Jung`s Red Book for Our Time:
Searching for Soul Under Postmodern Conditions, Volume 2

Edited by

Murray Stein and Thomas Arzt

Reviewed by Henry Reed

God is dead, declared Frederick Neitze. How shall we bring God back to life, asked Carl Jung. Science had killed the imagination in favor of the senses. Where was a center of value? What is our story? Heisenberg pronounced the Indeterminancy Principal. If the observer affected the observed, what is the anchor on truth, on reality. The chaos of today's world situation, the amazing political situation in America, was long fortold. Today we are in the thick of it. What to do? On what to anchor ourselves? How to go with the flow?  What has happened to the natural world we once were a part of, but now are alienated from just when we most need a healthy relationship to it? The curse of interesting times. The healing wound of the Postmodern era!

Carl Jung recogized our plight and had nightmares about it. Diving into his self-created therapy of active imagination, he set out to find God and see what could be done. If you ever have had a chance to watch the BBC movie on the life of Jung, there is a segment where he is asked if he believes in God. Jung hurrumphs slightly, and says something like, "I don't need to believe, I know!" Later in the movie we see his magnum opus, a hand calligraphed beautifully illustrated book. It inspired many of us to begin our dream journals and include pictures. It was called The Red Book. It wasn't seen afterwards, kept as a family item.

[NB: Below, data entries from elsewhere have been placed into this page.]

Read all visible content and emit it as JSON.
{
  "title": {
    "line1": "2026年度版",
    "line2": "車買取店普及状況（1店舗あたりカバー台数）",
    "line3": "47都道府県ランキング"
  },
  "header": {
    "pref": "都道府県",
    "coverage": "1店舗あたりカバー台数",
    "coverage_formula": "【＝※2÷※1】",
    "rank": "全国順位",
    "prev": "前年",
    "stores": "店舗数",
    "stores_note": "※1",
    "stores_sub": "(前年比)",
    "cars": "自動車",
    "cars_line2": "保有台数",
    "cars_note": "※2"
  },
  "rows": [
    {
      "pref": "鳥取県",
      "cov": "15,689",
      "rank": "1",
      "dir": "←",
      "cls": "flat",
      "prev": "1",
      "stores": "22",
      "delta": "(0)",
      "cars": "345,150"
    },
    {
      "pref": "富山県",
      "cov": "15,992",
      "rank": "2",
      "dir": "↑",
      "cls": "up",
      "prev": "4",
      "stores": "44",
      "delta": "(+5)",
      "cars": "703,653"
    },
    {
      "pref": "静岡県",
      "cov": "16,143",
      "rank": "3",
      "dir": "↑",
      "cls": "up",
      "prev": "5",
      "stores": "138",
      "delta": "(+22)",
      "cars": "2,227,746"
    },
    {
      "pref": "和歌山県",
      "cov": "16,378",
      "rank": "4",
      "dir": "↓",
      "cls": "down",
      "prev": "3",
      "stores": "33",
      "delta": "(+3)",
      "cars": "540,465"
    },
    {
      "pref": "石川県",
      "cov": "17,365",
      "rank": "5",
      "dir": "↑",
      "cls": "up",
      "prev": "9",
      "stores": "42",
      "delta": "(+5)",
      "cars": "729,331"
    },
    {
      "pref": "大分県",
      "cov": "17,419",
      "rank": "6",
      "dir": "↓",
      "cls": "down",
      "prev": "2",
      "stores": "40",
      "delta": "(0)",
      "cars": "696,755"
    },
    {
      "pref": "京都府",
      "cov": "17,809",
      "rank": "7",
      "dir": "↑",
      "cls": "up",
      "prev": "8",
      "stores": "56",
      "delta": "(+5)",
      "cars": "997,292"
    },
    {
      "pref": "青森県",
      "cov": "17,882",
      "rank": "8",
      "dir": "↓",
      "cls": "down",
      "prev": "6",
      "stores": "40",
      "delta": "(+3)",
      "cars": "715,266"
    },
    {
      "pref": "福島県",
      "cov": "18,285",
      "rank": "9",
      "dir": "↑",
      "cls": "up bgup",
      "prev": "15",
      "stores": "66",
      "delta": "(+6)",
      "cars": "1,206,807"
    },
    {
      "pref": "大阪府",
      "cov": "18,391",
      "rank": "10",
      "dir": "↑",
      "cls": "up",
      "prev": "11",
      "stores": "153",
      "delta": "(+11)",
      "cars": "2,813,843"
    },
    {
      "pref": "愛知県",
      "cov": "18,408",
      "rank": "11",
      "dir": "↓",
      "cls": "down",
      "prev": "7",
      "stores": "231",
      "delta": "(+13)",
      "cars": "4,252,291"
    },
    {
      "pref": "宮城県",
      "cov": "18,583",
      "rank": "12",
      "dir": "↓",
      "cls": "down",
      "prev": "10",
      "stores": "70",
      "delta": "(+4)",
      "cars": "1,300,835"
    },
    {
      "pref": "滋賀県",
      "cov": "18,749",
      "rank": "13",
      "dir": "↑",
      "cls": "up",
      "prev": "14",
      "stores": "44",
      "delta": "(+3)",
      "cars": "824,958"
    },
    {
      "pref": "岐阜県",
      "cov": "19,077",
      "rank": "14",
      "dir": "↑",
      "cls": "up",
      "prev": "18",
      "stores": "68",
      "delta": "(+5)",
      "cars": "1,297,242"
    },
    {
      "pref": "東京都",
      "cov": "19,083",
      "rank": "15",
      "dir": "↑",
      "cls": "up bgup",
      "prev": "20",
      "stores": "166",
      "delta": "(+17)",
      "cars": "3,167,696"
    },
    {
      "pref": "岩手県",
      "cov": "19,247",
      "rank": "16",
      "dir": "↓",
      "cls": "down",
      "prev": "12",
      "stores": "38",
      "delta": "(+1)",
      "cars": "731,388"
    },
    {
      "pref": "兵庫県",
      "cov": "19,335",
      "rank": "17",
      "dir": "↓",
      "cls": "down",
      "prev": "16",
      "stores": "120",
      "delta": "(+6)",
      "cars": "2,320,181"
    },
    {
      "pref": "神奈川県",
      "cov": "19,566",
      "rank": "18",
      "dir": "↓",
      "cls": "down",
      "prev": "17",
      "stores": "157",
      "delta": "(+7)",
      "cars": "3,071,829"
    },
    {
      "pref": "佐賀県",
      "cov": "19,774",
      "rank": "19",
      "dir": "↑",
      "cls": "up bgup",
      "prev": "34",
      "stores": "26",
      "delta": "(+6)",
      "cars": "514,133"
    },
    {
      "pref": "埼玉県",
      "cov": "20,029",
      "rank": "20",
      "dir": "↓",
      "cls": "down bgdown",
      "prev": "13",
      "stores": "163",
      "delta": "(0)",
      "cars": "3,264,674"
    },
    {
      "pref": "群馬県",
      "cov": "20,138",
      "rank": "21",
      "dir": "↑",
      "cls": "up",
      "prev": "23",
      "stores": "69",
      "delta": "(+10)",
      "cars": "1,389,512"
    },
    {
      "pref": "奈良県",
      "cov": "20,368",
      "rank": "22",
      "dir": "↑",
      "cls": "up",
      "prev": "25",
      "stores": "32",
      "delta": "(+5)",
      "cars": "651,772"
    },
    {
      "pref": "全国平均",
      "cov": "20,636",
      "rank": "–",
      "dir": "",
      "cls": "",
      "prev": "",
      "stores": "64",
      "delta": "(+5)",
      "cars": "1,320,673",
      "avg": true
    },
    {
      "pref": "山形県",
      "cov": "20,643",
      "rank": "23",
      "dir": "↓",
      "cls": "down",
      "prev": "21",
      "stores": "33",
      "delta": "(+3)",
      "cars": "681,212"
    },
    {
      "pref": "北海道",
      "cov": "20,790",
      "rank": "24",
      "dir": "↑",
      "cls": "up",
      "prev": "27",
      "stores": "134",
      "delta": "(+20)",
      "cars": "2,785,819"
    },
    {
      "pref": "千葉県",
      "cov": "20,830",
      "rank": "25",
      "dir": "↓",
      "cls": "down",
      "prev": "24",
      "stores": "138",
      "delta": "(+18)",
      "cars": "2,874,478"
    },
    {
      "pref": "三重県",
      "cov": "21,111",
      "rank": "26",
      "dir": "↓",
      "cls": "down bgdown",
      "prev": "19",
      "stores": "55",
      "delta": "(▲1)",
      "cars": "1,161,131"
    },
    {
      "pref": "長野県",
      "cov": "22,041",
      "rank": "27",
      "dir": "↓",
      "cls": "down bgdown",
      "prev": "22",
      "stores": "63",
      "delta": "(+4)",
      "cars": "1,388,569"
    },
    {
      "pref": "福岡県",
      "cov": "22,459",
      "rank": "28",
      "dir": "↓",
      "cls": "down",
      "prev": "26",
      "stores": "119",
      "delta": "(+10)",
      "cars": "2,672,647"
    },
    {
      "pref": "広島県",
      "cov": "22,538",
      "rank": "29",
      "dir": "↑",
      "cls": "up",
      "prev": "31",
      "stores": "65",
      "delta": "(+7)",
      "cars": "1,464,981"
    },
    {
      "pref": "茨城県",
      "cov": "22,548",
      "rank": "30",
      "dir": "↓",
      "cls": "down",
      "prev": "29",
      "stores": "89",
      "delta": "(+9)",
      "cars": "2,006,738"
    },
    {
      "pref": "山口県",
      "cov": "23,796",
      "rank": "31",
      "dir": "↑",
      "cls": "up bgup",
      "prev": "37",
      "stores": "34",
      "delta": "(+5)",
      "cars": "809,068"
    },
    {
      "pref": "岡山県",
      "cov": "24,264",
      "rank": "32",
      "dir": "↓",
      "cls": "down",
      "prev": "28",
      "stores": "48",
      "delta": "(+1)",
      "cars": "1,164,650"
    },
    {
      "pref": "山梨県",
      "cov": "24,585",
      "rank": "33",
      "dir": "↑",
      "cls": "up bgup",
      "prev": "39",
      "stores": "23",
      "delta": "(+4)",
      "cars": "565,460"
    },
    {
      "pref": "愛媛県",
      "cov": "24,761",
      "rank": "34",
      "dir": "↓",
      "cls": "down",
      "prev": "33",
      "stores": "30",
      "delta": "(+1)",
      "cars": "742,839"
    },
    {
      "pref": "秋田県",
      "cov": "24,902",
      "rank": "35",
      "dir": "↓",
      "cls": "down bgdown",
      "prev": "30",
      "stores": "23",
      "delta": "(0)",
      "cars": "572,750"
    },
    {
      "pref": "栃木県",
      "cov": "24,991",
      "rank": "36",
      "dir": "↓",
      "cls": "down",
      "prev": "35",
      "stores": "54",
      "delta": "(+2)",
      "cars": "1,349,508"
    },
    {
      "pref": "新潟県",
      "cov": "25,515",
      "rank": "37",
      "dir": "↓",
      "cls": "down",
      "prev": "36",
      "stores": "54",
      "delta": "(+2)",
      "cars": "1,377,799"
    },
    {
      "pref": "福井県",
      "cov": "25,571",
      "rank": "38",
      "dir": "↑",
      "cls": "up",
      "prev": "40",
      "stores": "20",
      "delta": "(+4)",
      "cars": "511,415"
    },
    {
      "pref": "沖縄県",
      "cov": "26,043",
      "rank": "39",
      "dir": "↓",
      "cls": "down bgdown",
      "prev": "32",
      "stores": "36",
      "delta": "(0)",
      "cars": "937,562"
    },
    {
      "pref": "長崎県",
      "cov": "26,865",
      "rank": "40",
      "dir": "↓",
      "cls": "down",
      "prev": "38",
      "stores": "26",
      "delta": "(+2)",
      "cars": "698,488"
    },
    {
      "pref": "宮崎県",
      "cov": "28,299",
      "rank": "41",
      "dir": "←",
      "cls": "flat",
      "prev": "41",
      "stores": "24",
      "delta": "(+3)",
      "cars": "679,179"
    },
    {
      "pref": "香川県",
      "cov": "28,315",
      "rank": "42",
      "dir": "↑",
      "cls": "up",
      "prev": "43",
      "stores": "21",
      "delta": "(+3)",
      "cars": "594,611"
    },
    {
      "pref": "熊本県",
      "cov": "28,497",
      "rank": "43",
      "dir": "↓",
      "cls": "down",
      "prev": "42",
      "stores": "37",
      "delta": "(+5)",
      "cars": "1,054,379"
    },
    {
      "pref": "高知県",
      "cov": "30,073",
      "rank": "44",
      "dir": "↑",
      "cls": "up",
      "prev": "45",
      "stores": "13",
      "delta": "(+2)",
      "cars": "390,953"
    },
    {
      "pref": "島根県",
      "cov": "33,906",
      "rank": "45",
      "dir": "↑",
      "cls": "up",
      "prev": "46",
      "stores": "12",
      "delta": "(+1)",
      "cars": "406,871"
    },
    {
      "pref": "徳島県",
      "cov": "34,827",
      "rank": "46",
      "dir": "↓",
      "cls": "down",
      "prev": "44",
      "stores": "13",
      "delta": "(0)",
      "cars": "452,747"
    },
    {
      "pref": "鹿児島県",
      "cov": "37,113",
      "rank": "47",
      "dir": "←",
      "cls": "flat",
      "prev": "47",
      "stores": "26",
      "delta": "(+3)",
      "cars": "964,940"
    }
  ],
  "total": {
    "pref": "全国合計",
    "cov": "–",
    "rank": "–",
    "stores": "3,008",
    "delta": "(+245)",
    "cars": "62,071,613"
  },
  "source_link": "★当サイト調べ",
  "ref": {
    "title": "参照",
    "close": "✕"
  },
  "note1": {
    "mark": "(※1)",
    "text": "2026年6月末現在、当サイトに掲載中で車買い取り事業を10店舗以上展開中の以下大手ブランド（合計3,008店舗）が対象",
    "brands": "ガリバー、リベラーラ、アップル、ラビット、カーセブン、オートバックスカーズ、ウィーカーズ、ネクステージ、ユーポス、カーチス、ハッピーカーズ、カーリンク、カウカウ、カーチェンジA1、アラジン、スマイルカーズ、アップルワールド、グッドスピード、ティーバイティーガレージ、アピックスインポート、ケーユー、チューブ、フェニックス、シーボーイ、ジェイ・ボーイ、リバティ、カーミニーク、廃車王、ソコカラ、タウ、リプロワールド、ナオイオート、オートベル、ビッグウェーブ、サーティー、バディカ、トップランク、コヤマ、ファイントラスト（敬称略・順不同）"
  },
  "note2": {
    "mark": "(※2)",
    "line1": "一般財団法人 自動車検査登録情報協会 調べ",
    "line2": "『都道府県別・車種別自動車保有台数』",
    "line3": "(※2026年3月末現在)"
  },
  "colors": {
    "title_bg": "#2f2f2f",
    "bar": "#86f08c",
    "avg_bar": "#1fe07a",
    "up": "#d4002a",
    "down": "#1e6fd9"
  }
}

Decades later, in 2009, Sonu Shamdasani came out with the publication of the Red Book. It included a translation of the German, as well as a photo reproduction of Jung's hand made Red Book. The editor also gave the history of this project and described how Jung first did his active imagination in some black books, then transcribed them formally into the Red Book and added the pictures. He also spells out the intent and contents of Jung's opus, an attempt to heal the God that was dead.

Having the contents of the Red Book finally in the public sphere, available for study given the editor's roadmap, has created quite a stir. The result, less than a decade later, is the compilation of various reactions to the Red Book and its significance for our time. I had previously reviewed the first volume, which you can read at http://intuitive-connections.net/2018/book-jung-red-book.html.

Similar to the first volume, this one has 18 essays, written from a variety of Jungian perspectives on different current themes as viewed from the Red Book. Althoug the first volume has a lengthy introduction that explains the history of the Red Book and the project, there's a brief recap in the second volume, which truly stands on its own. Questions of how to live in a world of alt-truth, how the archetypes of renewal and revolution are afoot today and how Jung embraced them, and what we might do. The esays, although about an old piece of literature, brings about a wealth of meaning that aids us in contemplating current events and our role in them.

Once again, one of Jung's most Paul Revere like actions, to me, was his insistence, his hollering loud and clear, "the psyche is real!" It is having quite a time of revolution these days and the reader will be surprised and the relevant linkage from the past to the present. We aren't here by accident!